nellie@nelliekingsolomon.comhome page:

Nellie Solomon

, California


About Nellie Solomon


Nellie King Solomon makes beautiful pictures of terrible things. California is a place where we are caught off guard, a place of gambling, chance, and change. She paints it. She often violate the rules of what she has last made. Using unconventional materials and process to generate narratives in the code of abstractions. Solomon makes “painting that interrogate painting”. Her large-scale juicy color field abstractions have received excellent critical acclaim. 

Nellie King Solomon holds an MFA from California College of the Arts and studied architecture at The Cooper Union for the Advancement of Science and Art in New York City. She graduated with a BA in Art from University of California Santa Cruz. She has taught painting at Stanford University and drawing to both Art and Industrial Designer Majors at California College of the Arts. She was the Founder/Creative Director of the Young Artist in Residence (YAR) summer program at Montalvo Arts Center. She worked in Architectural Restoration in Venice on the Palazzo St Polo. She is a surfer and ex-ballet dancer with the San Francisco Ballet.

Her work has been featured in Art in America, Huffington Post, the San Francisco Chronicle, Art Week, Art Practical, Wallpaper Magazine, Artdaily, ArtSlant, Harvard Review, ArtBlitzLA, BelleSF, TheMomsProject, Zyzzyva, San Francisco Examiner, Sacramento Bee, San Jose Mercury News, NYTheatre, and Architectural Digest, among other publications. Solomon has exhibited at OchiProjectsLA, LA, Ochi Gallery, Sun Valley; Brian Gross Fine Art, and The Battery, San Francisco; MMFA, Palm Springs; Chicago, Detroit, and Miami branches of N’Namdi Gallery; the Crocker Art Museum, in Sacramento; and New York. Her work ha been collected by The Berkeley Art Museum.

After many years living in New York, Europe, and traveling extensively, Solomon, a third generation San Francisco native, returned to where she came from to paint. 

Artist Statement

Artist Statement

Beauty falls from the sky
and can’t quite be caught
before it clobbers itself.

I make the space in between things visible. I paint what I know is there but cannot see. The paintings are spaces where energy moves matter. Events double back to devour themselves, momentum overtakes strategy, tectonic plates meet and collide. The paintings reflect my experience of great western landscapes, interior and exterior terrains, the shock of unabsorbed events. Land marred and poisoned is disarmingly beautiful and dramatic in its tragedy. California is a place where we are caught off guard, a place of gambling, chance, and change. I paint it.
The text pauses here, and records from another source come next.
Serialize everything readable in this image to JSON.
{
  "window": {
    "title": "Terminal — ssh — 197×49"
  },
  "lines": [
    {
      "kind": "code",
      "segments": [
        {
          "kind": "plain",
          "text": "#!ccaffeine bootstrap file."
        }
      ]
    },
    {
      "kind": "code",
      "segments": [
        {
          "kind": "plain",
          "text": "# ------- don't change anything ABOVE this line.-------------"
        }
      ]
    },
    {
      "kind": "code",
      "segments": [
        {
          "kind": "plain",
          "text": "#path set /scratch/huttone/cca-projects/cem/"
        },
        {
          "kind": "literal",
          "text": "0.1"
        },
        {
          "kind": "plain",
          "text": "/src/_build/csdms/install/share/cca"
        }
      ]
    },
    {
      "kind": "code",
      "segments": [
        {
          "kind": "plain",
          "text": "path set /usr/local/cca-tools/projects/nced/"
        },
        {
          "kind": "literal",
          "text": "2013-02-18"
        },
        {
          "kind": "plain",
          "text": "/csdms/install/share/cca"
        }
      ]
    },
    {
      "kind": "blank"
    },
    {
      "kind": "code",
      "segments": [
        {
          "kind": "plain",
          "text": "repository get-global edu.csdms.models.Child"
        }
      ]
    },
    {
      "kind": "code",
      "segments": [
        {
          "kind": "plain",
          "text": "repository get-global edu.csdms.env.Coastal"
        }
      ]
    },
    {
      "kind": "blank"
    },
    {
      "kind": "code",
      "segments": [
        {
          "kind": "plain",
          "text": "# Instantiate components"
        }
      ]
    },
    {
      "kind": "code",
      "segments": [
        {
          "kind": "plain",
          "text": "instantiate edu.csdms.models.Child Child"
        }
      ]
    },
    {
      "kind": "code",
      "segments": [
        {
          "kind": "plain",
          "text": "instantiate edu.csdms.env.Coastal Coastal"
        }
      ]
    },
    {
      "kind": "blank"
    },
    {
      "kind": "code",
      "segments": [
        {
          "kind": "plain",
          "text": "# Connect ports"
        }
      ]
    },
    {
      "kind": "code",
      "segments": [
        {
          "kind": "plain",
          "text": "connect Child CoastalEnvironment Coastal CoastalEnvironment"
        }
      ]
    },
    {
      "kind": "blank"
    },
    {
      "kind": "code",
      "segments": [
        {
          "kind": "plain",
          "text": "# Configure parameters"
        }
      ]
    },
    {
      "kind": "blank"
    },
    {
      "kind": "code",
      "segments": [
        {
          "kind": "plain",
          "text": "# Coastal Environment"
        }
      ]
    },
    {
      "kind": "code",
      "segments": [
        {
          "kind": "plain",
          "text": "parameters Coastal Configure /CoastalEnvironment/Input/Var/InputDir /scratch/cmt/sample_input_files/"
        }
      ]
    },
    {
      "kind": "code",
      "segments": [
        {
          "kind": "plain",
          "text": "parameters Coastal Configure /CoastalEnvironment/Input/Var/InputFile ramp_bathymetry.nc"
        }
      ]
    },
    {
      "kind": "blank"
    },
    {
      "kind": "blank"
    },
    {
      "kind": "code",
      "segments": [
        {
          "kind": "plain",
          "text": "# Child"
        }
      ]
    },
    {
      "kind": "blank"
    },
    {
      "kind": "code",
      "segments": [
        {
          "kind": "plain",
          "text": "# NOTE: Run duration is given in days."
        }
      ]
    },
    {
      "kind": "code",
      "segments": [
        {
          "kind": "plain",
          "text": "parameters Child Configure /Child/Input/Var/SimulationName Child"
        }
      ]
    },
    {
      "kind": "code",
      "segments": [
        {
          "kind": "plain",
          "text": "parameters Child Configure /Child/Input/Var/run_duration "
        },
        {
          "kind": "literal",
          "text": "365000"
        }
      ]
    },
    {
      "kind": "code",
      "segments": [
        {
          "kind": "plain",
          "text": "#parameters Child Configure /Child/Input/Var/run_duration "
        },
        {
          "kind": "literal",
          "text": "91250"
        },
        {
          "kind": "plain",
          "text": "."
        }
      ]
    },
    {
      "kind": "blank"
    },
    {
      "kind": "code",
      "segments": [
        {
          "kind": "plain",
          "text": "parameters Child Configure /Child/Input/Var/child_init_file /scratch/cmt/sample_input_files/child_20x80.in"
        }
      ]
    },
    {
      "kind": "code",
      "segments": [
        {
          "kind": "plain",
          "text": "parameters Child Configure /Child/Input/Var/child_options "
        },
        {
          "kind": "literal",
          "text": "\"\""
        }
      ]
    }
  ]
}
Concepts and titles come from; matchbook covers, pigment piles, polotics, traffic jams, volatile economies, ecological disasters, and lost loves. Titeles: Trip ‘n Fall Again, Prussian Blue, Unintended Consequences, Blindsided, Treasure Island West Bound, Monster, Smokey, Bandit, Blindsided, Unbecoming, Lie to me Please.

I experiment with materials; this material investigation is physical, historical, and conceptual. Color becomes a character.

Works on canvas allow the concrete historical physicality to be up ended by the unconventional demonstrations of materials. Pools of gesso exposed, frozen paint cubes stand square, historical pigment is revealed, I bear it naked to view.

Works on Mylar allows color to flow or pool without the scaled imprint of hand or brush. Custom made glass tools and wood leave liquid marks as evidence of something having happened there. Empty space allow motion. The slick paint resembles oil spills and hot toxic color fields: beautiful pictures of terrible things. The translucent surface of the Mylar allows the edges to disappear into the wall and light to penetrate through clear pools of medium. The paintings subvert architecture, each pour and oval tears a hole through the wall.

Nellie King Solomon 2017

Sort By

Newest Item
Price (High)
Price (Low)
Prussian Blue Unintended Consequences

Prussian Blue U...

by Nellie Solomon